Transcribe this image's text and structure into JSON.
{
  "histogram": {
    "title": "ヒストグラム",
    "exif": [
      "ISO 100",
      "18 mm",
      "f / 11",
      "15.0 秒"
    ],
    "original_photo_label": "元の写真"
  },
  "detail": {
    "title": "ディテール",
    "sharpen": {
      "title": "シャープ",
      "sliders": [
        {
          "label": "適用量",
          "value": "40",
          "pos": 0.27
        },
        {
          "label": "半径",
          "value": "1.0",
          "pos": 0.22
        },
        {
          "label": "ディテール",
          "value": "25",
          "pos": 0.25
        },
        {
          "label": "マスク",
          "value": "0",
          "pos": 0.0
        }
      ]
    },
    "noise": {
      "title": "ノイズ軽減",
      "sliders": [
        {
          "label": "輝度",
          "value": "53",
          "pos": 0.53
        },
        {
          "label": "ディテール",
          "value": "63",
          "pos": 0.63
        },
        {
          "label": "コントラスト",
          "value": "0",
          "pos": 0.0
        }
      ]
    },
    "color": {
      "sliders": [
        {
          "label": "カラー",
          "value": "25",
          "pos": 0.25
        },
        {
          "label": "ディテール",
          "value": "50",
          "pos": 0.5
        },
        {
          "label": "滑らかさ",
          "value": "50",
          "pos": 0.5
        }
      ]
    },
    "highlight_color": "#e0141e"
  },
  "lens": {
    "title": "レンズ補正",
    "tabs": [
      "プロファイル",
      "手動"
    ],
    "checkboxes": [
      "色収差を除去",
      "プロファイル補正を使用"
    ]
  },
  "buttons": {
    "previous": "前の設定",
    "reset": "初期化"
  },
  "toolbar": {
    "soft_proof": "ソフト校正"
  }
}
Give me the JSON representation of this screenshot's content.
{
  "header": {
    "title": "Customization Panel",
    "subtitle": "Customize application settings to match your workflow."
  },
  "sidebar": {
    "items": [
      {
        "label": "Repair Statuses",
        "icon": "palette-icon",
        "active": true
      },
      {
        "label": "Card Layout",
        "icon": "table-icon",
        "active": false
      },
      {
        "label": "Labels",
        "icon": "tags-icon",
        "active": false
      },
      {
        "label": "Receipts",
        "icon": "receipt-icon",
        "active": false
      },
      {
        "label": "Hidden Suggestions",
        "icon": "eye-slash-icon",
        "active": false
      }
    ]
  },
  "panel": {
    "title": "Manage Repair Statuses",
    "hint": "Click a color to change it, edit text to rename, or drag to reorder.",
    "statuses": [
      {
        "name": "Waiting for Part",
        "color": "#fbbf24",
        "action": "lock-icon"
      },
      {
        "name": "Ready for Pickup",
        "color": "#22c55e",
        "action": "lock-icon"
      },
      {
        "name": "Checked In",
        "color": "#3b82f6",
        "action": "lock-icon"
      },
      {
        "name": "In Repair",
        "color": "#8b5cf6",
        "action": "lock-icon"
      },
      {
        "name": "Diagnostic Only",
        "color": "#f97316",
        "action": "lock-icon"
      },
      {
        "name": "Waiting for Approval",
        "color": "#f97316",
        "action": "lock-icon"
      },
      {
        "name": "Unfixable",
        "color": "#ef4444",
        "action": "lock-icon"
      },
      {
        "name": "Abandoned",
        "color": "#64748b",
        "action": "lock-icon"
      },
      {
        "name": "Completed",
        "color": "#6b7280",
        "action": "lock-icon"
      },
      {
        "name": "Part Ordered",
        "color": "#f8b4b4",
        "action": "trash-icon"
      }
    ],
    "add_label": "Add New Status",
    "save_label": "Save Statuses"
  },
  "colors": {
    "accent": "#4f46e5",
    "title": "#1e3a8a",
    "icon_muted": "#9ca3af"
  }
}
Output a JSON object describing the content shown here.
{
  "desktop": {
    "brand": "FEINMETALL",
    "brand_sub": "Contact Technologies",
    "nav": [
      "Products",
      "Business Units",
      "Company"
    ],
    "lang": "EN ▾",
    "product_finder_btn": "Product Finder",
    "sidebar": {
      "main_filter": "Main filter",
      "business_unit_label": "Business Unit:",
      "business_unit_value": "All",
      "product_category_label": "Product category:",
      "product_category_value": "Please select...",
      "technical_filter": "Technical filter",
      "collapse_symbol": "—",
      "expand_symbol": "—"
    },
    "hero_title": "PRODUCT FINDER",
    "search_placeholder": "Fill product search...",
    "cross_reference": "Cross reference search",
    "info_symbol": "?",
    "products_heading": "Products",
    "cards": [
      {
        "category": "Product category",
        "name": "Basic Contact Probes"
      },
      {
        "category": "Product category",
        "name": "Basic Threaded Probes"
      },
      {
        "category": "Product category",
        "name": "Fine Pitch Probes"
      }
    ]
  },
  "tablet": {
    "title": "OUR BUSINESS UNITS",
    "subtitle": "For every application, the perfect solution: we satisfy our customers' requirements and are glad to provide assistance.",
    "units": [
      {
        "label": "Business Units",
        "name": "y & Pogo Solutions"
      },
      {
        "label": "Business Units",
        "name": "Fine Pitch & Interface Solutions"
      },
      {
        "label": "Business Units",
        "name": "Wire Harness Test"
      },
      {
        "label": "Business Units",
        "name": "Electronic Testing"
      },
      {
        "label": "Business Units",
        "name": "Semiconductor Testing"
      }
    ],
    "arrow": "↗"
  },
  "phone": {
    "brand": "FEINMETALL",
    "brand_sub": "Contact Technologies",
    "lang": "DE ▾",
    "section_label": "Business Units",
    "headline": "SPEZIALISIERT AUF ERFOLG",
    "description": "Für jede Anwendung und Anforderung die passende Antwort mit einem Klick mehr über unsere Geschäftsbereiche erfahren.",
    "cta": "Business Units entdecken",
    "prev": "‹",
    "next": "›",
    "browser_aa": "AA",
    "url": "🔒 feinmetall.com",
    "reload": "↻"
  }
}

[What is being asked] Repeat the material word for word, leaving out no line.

[Output for this task]
Transcribe this image's text and structure into JSON.
{
  "histogram": {
    "title": "ヒストグラム",
    "exif": [
      "ISO 100",
      "18 mm",
      "f / 11",
      "15.0 秒"
    ],
    "original_photo_label": "元の写真"
  },
  "detail": {
    "title": "ディテール",
    "sharpen": {
      "title": "シャープ",
      "sliders": [
        {
          "label": "適用量",
          "value": "40",
          "pos": 0.27
        },
        {
          "label": "半径",
          "value": "1.0",
          "pos": 0.22
        },
        {
          "label": "ディテール",
          "value": "25",
          "pos": 0.25
        },
        {
          "label": "マスク",
          "value": "0",
          "pos": 0.0
        }
      ]
    },
    "noise": {
      "title": "ノイズ軽減",
      "sliders": [
        {
          "label": "輝度",
          "value": "53",
          "pos": 0.53
        },
        {
          "label": "ディテール",
          "value": "63",
          "pos": 0.63
        },
        {
          "label": "コントラスト",
          "value": "0",
          "pos": 0.0
        }
      ]
    },
    "color": {
      "sliders": [
        {
          "label": "カラー",
          "value": "25",
          "pos": 0.25
        },
        {
          "label": "ディテール",
          "value": "50",
          "pos": 0.5
        },
        {
          "label": "滑らかさ",
          "value": "50",
          "pos": 0.5
        }
      ]
    },
    "highlight_color": "#e0141e"
  },
  "lens": {
    "title": "レンズ補正",
    "tabs": [
      "プロファイル",
      "手動"
    ],
    "checkboxes": [
      "色収差を除去",
      "プロファイル補正を使用"
    ]
  },
  "buttons": {
    "previous": "前の設定",
    "reset": "初期化"
  },
  "toolbar": {
    "soft_proof": "ソフト校正"
  }
}
Give me the JSON representation of this screenshot's content.
{
  "header": {
    "title": "Customization Panel",
    "subtitle": "Customize application settings to match your workflow."
  },
  "sidebar": {
    "items": [
      {
        "label": "Repair Statuses",
        "icon": "palette-icon",
        "active": true
      },
      {
        "label": "Card Layout",
        "icon": "table-icon",
        "active": false
      },
      {
        "label": "Labels",
        "icon": "tags-icon",
        "active": false
      },
      {
        "label": "Receipts",
        "icon": "receipt-icon",
        "active": false
      },
      {
        "label": "Hidden Suggestions",
        "icon": "eye-slash-icon",
        "active": false
      }
    ]
  },
  "panel": {
    "title": "Manage Repair Statuses",
    "hint": "Click a color to change it, edit text to rename, or drag to reorder.",
    "statuses": [
      {
        "name": "Waiting for Part",
        "color": "#fbbf24",
        "action": "lock-icon"
      },
      {
        "name": "Ready for Pickup",
        "color": "#22c55e",
        "action": "lock-icon"
      },
      {
        "name": "Checked In",
        "color": "#3b82f6",
        "action": "lock-icon"
      },
      {
        "name": "In Repair",
        "color": "#8b5cf6",
        "action": "lock-icon"
      },
      {
        "name": "Diagnostic Only",
        "color": "#f97316",
        "action": "lock-icon"
      },
      {
        "name": "Waiting for Approval",
        "color": "#f97316",
        "action": "lock-icon"
      },
      {
        "name": "Unfixable",
        "color": "#ef4444",
        "action": "lock-icon"
      },
      {
        "name": "Abandoned",
        "color": "#64748b",
        "action": "lock-icon"
      },
      {
        "name": "Completed",
        "color": "#6b7280",
        "action": "lock-icon"
      },
      {
        "name": "Part Ordered",
        "color": "#f8b4b4",
        "action": "trash-icon"
      }
    ],
    "add_label": "Add New Status",
    "save_label": "Save Statuses"
  },
  "colors": {
    "accent": "#4f46e5",
    "title": "#1e3a8a",
    "icon_muted": "#9ca3af"
  }
}
Output a JSON object describing the content shown here.
{
  "desktop": {
    "brand": "FEINMETALL",
    "brand_sub": "Contact Technologies",
    "nav": [
      "Products",
      "Business Units",
      "Company"
    ],
    "lang": "EN ▾",
    "product_finder_btn": "Product Finder",
    "sidebar": {
      "main_filter": "Main filter",
      "business_unit_label": "Business Unit:",
      "business_unit_value": "All",
      "product_category_label": "Product category:",
      "product_category_value": "Please select...",
      "technical_filter": "Technical filter",
      "collapse_symbol": "—",
      "expand_symbol": "—"
    },
    "hero_title": "PRODUCT FINDER",
    "search_placeholder": "Fill product search...",
    "cross_reference": "Cross reference search",
    "info_symbol": "?",
    "products_heading": "Products",
    "cards": [
      {
        "category": "Product category",
        "name": "Basic Contact Probes"
      },
      {
        "category": "Product category",
        "name": "Basic Threaded Probes"
      },
      {
        "category": "Product category",
        "name": "Fine Pitch Probes"
      }
    ]
  },
  "tablet": {
    "title": "OUR BUSINESS UNITS",
    "subtitle": "For every application, the perfect solution: we satisfy our customers' requirements and are glad to provide assistance.",
    "units": [
      {
        "label": "Business Units",
        "name": "y & Pogo Solutions"
      },
      {
        "label": "Business Units",
        "name": "Fine Pitch & Interface Solutions"
      },
      {
        "label": "Business Units",
        "name": "Wire Harness Test"
      },
      {
        "label": "Business Units",
        "name": "Electronic Testing"
      },
      {
        "label": "Business Units",
        "name": "Semiconductor Testing"
      }
    ],
    "arrow": "↗"
  },
  "phone": {
    "brand": "FEINMETALL",
    "brand_sub": "Contact Technologies",
    "lang": "DE ▾",
    "section_label": "Business Units",
    "headline": "SPEZIALISIERT AUF ERFOLG",
    "description": "Für jede Anwendung und Anforderung die passende Antwort mit einem Klick mehr über unsere Geschäftsbereiche erfahren.",
    "cta": "Business Units entdecken",
    "prev": "‹",
    "next": "›",
    "browser_aa": "AA",
    "url": "🔒 feinmetall.com",
    "reload": "↻"
  }
}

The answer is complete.